- The Monotones, "The Book Of Love"
- Chuck Berry, "Rockin' Robin"
- Willie Colón, "Hustler"
- Dave Pike, "Sandunga"
- Gabor Szabo, "Spellbinder"
- Nina Simone, "See-Line Woman"
- Joe Cuba, "El Pito (I'll Never Go Back to Georgia)"
- Sergio Mendes & Brasil '66, "Batucada"
- The Doors, "Riders On The Storm"
- Archie Bell & The Drells, "Tighten Up, Pt. 1"
- The Isley Brothers, "It's Your Thing"
- Lonnie Liston Smith and The Cosmic Echoes, "Expansions"
- Eddie Kendricks, "Girl You Need A Change Of Mind"
- Lamont Dozier, "Going Back to My Roots"
- Loleatta Holloway, "Hit and Run" (12" Mix)
- Booker T. & the M.G.'s, "Melting Pot"
- Babe Ruth, "The Mexican" (2007 Remastered Version)
- Phreek, "Weekend" (12" Extended Version)
- Barrabas, "Wild Safari"
- Fela Kuti, "Zombie"
- Love and Rockets, "Ball Of Confusion" (Single Edit)
- Malcolm McLaren, World Famous Supreme Team, "Buffalo Gals"
- The Sugarhill Gang, "8th Wonder"
- Unlimited Touch, "I Hear Music in the Street"
- The Strikers, "Body Music"
- Gwen Guthrie, "It Should Have Been You" (Larry Levan Mix/Bonus Track)
- Visual, "The Music Got Me"
- Raze, "Break 4 Love"
- Eric B. & Rakim, Marley Marl, "Eric B. Is President"
- Quincy Jones, "Razzamatazz"
- Nuyorican Soul, Jocelyn Brown, "It's Alright, I Feel It"
- Frankie Knuckles, "The Whistle Song"
- Roy Davis Jr., Preven Everett, "Gabriel" (Live Garage Mix)
- Nuyorican Soul, "The Nervous Track" (Ballsy Mix)
- Groove Collective, "I Want You (She's So Heavy)"
- Susan Clark, 111 East House, "Deeper"
- Those Guys, "Tonite"
- Jamiroquai, David Morales, "Space Cowboy"
- Nuyorican Soul, George Benson, "You Can Do It (Baby)"
- Elements Of Life, Lisa Fischer, "Into My Life" (Roots Mix)
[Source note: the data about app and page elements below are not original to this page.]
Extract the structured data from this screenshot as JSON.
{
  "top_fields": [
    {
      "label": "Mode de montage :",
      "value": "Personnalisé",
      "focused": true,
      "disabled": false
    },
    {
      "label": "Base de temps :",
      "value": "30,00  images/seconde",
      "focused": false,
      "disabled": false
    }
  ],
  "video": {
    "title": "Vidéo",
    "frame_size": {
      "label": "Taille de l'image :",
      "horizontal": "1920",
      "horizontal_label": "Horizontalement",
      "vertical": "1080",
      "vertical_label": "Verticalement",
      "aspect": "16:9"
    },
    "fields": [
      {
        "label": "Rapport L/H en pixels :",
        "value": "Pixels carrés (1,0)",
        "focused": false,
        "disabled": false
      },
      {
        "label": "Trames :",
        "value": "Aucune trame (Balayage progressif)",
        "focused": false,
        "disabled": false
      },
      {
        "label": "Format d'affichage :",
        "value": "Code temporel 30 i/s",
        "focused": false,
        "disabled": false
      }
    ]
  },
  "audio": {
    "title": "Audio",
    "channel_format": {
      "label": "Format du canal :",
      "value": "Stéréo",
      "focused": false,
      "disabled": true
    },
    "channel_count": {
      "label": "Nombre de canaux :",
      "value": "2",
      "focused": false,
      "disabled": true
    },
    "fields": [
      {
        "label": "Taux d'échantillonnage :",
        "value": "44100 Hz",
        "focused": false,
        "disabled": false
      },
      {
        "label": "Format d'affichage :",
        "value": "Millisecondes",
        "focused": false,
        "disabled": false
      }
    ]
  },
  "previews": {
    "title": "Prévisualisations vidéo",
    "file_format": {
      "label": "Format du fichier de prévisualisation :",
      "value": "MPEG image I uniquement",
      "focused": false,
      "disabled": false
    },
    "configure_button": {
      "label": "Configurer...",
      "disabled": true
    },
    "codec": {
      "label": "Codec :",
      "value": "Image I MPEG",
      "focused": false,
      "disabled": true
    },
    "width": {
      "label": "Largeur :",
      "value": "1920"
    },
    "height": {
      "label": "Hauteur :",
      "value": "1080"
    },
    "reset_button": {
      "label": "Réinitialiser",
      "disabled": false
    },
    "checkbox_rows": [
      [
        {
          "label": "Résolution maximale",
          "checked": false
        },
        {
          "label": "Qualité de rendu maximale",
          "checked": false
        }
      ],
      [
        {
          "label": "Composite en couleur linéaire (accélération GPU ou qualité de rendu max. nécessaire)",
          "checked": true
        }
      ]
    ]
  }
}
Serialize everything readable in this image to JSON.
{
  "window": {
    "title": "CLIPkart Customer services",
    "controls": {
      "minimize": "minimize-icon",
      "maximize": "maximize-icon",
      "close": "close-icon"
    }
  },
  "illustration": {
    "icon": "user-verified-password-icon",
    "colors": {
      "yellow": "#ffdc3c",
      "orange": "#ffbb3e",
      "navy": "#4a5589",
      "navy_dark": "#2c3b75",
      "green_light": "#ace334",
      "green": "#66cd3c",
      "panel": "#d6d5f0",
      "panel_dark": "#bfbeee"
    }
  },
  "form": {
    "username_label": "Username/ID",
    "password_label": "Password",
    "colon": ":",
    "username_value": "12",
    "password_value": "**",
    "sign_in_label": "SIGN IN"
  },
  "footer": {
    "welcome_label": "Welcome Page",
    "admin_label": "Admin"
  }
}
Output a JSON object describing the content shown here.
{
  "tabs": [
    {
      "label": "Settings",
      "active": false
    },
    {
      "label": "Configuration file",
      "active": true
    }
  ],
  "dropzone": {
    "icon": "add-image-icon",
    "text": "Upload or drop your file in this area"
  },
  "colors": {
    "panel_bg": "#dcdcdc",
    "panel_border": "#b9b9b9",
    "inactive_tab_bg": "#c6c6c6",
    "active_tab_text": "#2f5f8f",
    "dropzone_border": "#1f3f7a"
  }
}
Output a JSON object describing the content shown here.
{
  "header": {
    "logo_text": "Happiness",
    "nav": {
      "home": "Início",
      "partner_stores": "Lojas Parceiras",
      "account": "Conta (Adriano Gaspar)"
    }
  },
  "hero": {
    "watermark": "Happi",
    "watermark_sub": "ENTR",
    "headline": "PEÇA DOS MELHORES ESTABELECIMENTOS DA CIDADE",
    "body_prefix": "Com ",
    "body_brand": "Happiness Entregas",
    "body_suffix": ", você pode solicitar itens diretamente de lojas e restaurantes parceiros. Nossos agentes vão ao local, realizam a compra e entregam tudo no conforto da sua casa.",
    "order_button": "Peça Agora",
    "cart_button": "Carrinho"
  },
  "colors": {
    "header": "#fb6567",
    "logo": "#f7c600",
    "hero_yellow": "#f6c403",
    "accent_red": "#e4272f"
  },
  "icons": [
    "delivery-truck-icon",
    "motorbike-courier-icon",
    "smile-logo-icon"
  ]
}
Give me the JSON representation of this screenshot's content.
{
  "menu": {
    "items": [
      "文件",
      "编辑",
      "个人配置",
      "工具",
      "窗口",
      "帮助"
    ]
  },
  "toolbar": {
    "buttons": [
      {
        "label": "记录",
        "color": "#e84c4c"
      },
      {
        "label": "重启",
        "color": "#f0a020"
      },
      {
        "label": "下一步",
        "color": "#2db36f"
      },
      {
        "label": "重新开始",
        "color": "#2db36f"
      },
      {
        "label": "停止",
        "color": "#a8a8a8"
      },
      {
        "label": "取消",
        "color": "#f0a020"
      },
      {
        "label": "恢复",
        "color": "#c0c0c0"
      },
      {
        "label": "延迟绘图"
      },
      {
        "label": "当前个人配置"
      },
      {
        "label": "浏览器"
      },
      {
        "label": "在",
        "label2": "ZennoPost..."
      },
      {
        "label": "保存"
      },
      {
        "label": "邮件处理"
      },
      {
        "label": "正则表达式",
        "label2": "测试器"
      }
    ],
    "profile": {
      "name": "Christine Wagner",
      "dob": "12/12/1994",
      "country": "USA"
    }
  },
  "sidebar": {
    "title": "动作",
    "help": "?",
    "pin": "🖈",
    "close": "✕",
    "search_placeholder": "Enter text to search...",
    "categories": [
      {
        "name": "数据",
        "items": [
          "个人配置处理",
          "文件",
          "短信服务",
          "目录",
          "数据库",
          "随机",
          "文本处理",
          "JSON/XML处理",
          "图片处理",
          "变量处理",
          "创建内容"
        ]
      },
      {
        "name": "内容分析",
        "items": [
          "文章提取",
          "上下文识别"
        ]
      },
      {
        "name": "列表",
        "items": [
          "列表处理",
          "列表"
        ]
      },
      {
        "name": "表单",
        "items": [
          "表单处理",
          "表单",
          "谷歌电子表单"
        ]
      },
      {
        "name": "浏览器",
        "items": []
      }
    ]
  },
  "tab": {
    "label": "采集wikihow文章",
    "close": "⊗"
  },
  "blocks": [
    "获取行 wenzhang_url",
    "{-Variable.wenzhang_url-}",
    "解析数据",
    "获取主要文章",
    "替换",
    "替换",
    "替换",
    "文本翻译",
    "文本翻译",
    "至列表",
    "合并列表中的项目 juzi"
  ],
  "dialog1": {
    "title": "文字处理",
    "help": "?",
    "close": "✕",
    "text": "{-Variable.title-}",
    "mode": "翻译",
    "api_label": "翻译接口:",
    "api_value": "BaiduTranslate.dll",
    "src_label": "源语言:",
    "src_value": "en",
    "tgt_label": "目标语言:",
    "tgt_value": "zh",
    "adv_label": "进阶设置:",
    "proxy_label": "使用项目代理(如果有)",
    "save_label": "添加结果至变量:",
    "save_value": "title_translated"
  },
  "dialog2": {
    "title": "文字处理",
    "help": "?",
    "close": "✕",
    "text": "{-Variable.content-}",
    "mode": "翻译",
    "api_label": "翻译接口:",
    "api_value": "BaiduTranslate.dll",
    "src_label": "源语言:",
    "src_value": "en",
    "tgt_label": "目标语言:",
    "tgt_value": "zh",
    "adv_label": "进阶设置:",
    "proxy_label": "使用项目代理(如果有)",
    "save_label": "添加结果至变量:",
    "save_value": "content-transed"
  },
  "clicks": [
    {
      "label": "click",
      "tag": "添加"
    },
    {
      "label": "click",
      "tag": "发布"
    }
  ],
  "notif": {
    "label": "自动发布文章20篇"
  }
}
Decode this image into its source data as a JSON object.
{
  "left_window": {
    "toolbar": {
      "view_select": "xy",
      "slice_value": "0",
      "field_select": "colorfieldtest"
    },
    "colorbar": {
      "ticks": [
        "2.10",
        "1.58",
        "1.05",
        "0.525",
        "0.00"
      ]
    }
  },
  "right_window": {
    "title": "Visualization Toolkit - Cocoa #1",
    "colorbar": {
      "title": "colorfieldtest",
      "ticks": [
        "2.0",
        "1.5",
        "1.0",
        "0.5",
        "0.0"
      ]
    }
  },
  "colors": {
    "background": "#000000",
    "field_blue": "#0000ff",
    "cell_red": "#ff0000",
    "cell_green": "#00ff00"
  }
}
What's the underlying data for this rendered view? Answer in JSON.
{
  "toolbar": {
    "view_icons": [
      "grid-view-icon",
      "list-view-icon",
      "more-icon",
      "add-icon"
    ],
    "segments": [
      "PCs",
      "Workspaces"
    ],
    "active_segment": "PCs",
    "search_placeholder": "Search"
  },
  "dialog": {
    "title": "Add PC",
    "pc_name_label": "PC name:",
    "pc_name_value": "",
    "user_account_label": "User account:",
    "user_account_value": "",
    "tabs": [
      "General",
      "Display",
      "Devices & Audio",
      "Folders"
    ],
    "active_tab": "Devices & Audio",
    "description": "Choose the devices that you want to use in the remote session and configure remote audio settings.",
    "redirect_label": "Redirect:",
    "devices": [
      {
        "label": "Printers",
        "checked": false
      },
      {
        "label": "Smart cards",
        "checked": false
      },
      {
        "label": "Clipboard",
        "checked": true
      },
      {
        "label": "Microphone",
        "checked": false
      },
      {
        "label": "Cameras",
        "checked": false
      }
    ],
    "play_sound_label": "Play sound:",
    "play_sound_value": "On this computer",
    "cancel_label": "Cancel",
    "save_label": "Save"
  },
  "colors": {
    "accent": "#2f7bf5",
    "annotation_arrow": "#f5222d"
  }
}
- Black Coffee, Bucie, "Turn Me On"
- Fish Go Deep, "The Cure And The Cause" (Dennis Ferrer Mix, Remastered)
- Jon Cutler, E-Man, "It's Yours (feat. E-Man)" (Distant Music Mix)
- Kings Of Tomorrow, Julie Mc Knight, "Finally"
- Elements Of Life, Blaze, "Brand New Day"
- Eric Roberson, "Change For Me"
- Peven Everett, "Stuck"
- Louie Vega and Elements of Life, Anane, "One Dream (feat. Anane)" (Big Game Mix)
- Little Louie Vega, Monique Bingham, "Elevator (Going Up)"
- Karizma, "Work It Out"
- Black Coffee, Nakhane Toure, "We Dance Again"
- Stones & Bones, Toshi, "Amahloni" (Manoo Remix)
- Loleatta Holloway, Little Louie Vega, Josh Milan, "Can't Let You Go"
- Thundercat, "Walkin'"
- Funkadelic, "Ain't That Funkinkinda Hard On You?"
- DJ Zinhle, Busiswa, "Renato Xtrova (Remix) [feat. Busiswa Gqulu]"
- 3 Winans Brothers, The Clark Sisters, "Dance" (Louie Vega Latin Soul Version)
- Josh Milan, "Your Body" (Louie Vega Radio Mix)